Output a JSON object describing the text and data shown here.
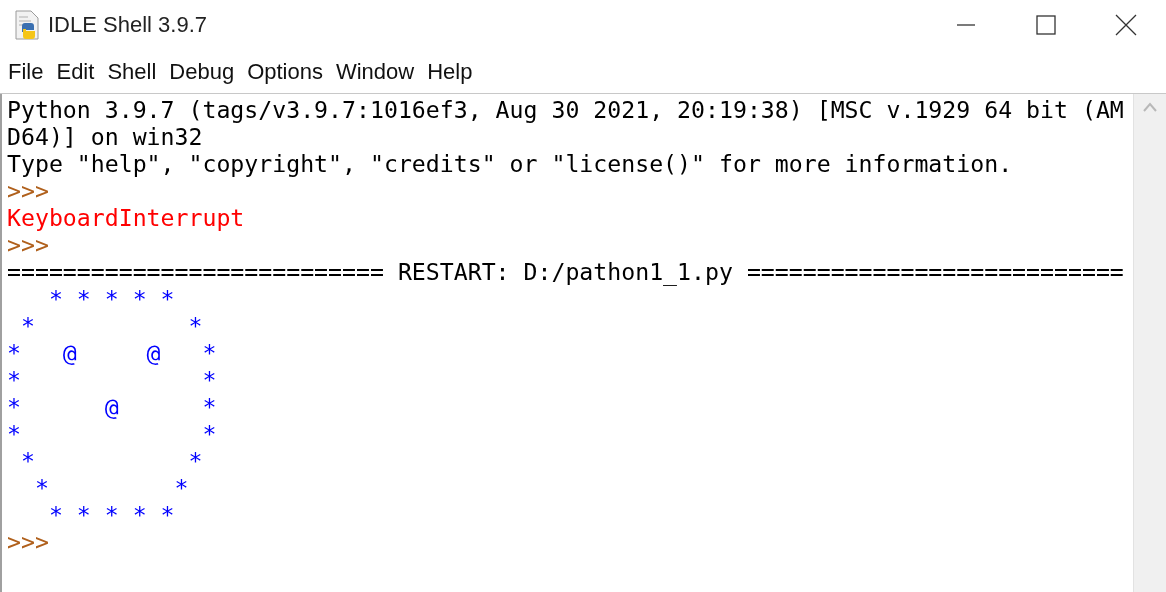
{
  "window": {
    "title": "IDLE Shell 3.9.7"
  },
  "menu": [
    "File",
    "Edit",
    "Shell",
    "Debug",
    "Options",
    "Window",
    "Help"
  ],
  "shell": {
    "lines": [
      {
        "kind": "output",
        "text": "Python 3.9.7 (tags/v3.9.7:1016ef3, Aug 30 2021, 20:19:38) [MSC v.1929 64 bit (AM"
      },
      {
        "kind": "output",
        "text": "D64)] on win32"
      },
      {
        "kind": "output",
        "text": "Type \"help\", \"copyright\", \"credits\" or \"license()\" for more information."
      },
      {
        "kind": "prompt",
        "text": ">>>"
      },
      {
        "kind": "error",
        "text": "KeyboardInterrupt"
      },
      {
        "kind": "prompt",
        "text": ">>>"
      },
      {
        "kind": "output",
        "text": "=========================== RESTART: D:/pathon1_1.py ==========================="
      },
      {
        "kind": "stdout",
        "text": "   * * * * *\n *           *\n*   @     @   *\n*             *\n*      @      *\n*             *\n *           *\n  *         *\n   * * * * *"
      },
      {
        "kind": "prompt",
        "text": ">>>"
      }
    ]
  }
}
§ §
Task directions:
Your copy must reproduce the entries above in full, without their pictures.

Answer section:
Output a JSON object describing the text and data shown here.
{
  "window": {
    "title": "IDLE Shell 3.9.7"
  },
  "menu": [
    "File",
    "Edit",
    "Shell",
    "Debug",
    "Options",
    "Window",
    "Help"
  ],
  "shell": {
    "lines": [
      {
        "kind": "output",
        "text": "Python 3.9.7 (tags/v3.9.7:1016ef3, Aug 30 2021, 20:19:38) [MSC v.1929 64 bit (AM"
      },
      {
        "kind": "output",
        "text": "D64)] on win32"
      },
      {
        "kind": "output",
        "text": "Type \"help\", \"copyright\", \"credits\" or \"license()\" for more information."
      },
      {
        "kind": "prompt",
        "text": ">>>"
      },
      {
        "kind": "error",
        "text": "KeyboardInterrupt"
      },
      {
        "kind": "prompt",
        "text": ">>>"
      },
      {
        "kind": "output",
        "text": "=========================== RESTART: D:/pathon1_1.py ==========================="
      },
      {
        "kind": "stdout",
        "text": "   * * * * *\n *           *\n*   @     @   *\n*             *\n*      @      *\n*             *\n *           *\n  *         *\n   * * * * *"
      },
      {
        "kind": "prompt",
        "text": ">>>"
      }
    ]
  }
}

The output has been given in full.